Supplied entries:

※ ※ ※

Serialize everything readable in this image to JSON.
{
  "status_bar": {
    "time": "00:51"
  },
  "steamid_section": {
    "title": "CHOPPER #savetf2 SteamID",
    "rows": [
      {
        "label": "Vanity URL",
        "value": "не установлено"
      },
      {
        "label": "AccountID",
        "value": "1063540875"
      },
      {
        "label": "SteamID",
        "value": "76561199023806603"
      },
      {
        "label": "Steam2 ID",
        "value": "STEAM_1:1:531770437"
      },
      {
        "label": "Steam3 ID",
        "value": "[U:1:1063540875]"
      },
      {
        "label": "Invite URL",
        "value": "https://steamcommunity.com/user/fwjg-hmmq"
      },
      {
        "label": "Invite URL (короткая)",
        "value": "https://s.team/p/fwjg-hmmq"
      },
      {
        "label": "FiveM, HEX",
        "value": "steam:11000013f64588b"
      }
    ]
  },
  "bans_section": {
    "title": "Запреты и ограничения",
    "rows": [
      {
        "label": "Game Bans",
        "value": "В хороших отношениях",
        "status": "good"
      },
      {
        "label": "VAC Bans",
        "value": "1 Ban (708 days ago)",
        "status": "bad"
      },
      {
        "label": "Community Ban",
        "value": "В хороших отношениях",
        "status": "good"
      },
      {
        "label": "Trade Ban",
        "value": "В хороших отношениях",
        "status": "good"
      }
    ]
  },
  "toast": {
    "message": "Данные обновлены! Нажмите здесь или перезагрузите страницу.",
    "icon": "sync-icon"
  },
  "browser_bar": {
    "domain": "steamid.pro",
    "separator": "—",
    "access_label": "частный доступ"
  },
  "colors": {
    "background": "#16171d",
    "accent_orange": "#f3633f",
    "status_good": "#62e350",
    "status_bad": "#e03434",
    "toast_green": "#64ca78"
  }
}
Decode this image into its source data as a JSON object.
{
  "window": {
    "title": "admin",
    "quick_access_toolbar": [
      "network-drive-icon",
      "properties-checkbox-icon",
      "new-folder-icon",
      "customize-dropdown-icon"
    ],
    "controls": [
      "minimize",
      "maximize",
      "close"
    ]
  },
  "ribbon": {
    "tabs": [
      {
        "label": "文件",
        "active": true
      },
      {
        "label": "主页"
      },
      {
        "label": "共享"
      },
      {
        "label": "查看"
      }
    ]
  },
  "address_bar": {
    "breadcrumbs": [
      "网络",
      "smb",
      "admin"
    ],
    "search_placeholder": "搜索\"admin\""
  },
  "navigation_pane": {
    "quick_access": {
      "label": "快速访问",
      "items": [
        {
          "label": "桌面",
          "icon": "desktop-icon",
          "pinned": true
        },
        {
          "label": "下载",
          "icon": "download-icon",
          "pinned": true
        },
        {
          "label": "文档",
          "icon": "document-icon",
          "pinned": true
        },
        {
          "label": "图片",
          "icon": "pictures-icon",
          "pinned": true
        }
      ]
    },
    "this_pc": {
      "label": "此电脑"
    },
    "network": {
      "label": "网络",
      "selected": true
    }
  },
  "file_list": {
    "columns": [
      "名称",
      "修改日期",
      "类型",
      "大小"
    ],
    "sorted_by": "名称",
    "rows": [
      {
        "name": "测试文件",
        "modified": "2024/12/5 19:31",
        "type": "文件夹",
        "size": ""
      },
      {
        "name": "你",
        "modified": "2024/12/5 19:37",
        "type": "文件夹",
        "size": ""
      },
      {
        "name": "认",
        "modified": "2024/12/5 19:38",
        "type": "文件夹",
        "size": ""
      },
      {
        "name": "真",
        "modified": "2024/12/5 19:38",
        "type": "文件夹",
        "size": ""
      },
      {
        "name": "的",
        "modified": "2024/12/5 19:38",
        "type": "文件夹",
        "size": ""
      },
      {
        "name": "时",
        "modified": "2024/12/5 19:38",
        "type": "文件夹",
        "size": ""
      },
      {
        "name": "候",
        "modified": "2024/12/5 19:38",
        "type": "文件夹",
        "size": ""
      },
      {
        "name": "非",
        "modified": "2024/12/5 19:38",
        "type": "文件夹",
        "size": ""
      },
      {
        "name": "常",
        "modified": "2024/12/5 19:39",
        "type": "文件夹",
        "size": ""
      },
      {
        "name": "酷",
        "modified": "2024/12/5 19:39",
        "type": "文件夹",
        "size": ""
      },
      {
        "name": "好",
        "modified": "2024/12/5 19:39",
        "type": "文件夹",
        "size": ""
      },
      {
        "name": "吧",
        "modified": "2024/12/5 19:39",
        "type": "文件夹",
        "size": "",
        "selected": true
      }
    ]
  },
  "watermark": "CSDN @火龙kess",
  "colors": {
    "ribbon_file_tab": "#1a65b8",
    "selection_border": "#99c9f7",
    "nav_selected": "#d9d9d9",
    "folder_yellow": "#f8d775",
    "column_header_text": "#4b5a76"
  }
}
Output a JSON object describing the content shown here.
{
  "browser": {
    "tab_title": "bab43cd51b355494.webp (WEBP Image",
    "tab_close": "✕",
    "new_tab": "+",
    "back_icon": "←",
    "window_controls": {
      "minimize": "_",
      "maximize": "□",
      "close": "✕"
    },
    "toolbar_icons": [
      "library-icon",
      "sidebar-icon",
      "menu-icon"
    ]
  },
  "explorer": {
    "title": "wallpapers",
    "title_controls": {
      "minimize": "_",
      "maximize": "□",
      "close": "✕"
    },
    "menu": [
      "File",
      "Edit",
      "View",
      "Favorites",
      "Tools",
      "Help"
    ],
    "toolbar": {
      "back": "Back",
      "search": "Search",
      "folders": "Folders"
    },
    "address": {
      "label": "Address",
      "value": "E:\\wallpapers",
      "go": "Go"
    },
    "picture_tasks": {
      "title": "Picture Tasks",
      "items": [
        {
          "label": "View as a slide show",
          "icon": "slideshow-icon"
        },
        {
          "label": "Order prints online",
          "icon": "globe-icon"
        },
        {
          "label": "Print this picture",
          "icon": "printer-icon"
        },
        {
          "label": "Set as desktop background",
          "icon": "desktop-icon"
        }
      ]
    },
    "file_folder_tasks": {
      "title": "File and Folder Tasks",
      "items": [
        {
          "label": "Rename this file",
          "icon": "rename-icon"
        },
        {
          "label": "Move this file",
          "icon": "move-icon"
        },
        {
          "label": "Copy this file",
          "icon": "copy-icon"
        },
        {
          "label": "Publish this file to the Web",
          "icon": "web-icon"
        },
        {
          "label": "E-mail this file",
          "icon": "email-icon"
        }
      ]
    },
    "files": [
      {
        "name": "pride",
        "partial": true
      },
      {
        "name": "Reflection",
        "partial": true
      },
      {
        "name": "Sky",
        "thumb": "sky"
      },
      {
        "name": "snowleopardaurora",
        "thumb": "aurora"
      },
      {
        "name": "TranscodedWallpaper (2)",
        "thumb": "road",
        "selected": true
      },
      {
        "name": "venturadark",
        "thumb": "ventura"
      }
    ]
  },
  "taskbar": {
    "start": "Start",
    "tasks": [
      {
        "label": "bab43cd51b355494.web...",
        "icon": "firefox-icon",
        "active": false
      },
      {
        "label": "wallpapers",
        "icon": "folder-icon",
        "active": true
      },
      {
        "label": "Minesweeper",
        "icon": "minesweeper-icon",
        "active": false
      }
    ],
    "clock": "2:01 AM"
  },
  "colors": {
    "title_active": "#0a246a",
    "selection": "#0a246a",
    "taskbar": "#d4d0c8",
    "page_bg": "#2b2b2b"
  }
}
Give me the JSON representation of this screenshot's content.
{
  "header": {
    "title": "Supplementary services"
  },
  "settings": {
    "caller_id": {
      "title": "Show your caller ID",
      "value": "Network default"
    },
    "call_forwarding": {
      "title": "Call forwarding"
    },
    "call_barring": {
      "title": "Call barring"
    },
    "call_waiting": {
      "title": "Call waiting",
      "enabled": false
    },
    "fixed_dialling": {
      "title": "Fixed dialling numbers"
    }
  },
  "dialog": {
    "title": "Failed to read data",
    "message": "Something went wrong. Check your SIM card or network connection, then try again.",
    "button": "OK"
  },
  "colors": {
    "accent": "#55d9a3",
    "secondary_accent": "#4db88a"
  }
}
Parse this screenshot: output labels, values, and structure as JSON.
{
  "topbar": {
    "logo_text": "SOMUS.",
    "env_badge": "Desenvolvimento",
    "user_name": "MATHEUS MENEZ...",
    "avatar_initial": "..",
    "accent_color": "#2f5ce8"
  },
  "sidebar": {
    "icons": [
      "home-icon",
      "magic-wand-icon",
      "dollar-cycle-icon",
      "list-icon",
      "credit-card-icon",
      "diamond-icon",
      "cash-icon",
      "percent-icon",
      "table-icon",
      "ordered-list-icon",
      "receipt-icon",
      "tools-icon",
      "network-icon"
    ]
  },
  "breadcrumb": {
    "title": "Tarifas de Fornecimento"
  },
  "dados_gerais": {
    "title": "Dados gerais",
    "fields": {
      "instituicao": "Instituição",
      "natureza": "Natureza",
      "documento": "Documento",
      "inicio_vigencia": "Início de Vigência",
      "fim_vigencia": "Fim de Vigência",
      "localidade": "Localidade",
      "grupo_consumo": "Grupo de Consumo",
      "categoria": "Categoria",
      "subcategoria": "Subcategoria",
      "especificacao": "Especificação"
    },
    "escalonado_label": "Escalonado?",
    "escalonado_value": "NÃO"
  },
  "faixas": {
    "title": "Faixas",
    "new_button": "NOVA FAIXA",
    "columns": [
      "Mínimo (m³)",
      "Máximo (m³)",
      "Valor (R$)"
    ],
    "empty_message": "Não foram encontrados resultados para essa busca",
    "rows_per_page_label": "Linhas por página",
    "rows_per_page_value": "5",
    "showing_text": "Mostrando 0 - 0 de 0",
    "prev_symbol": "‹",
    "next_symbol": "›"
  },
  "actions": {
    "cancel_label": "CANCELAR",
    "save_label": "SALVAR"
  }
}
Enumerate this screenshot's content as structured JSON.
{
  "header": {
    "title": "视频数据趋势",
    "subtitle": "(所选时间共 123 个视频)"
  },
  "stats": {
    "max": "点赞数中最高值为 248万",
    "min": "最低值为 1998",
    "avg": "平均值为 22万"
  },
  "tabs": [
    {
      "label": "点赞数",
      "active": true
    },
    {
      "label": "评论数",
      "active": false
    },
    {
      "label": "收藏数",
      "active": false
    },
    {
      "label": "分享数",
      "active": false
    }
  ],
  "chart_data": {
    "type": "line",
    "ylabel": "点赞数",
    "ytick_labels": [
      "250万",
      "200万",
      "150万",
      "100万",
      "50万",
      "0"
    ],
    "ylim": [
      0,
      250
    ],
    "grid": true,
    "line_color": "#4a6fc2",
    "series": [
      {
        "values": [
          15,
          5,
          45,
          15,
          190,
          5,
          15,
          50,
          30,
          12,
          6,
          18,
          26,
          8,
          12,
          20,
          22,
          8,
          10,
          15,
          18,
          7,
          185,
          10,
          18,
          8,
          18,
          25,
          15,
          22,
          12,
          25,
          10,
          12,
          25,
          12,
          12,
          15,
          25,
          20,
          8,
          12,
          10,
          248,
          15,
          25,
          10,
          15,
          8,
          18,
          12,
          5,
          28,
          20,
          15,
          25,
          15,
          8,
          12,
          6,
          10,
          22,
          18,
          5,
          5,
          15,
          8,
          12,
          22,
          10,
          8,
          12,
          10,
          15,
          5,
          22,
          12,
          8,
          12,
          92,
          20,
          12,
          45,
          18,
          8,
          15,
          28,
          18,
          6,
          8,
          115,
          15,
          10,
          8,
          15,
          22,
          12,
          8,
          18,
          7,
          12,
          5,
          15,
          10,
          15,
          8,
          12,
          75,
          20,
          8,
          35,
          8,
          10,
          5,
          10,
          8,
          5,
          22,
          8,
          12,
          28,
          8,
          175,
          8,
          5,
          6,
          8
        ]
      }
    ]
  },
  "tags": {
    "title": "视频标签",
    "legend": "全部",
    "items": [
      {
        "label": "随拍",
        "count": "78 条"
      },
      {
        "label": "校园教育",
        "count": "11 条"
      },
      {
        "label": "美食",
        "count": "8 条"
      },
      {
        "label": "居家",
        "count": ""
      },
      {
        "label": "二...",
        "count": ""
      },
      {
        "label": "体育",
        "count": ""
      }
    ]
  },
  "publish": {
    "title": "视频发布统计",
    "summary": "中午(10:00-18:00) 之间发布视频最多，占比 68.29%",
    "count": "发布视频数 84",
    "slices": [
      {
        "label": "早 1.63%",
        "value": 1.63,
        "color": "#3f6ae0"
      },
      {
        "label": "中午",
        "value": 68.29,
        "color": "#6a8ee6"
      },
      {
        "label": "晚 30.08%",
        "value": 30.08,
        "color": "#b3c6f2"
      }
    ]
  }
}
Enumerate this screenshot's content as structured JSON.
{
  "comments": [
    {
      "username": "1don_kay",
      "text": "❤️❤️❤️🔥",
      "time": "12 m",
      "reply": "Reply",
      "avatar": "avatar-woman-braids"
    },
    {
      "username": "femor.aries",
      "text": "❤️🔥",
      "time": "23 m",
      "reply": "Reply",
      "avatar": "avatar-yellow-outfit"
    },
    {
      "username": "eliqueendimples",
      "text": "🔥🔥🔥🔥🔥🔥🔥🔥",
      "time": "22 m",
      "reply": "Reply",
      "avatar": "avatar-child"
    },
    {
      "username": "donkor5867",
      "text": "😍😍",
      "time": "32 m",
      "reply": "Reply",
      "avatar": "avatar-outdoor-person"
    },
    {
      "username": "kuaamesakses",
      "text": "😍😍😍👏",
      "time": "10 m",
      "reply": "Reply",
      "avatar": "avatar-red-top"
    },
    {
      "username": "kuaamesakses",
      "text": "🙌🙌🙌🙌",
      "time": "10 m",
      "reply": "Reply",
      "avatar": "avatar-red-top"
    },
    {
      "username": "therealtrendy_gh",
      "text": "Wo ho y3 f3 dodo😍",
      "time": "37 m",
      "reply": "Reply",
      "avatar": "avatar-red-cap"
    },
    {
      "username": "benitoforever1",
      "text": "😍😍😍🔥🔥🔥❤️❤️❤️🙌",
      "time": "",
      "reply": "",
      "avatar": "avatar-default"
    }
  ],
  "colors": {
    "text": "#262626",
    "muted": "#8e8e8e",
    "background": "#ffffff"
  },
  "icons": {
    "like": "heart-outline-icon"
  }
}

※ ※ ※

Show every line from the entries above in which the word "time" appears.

Solution to this problem:
    "time": "00:51"
      "time": "12 m",
      "time": "23 m",
      "time": "22 m",
      "time": "32 m",
      "time": "10 m",
      "time": "10 m",
      "time": "37 m",
      "time": "",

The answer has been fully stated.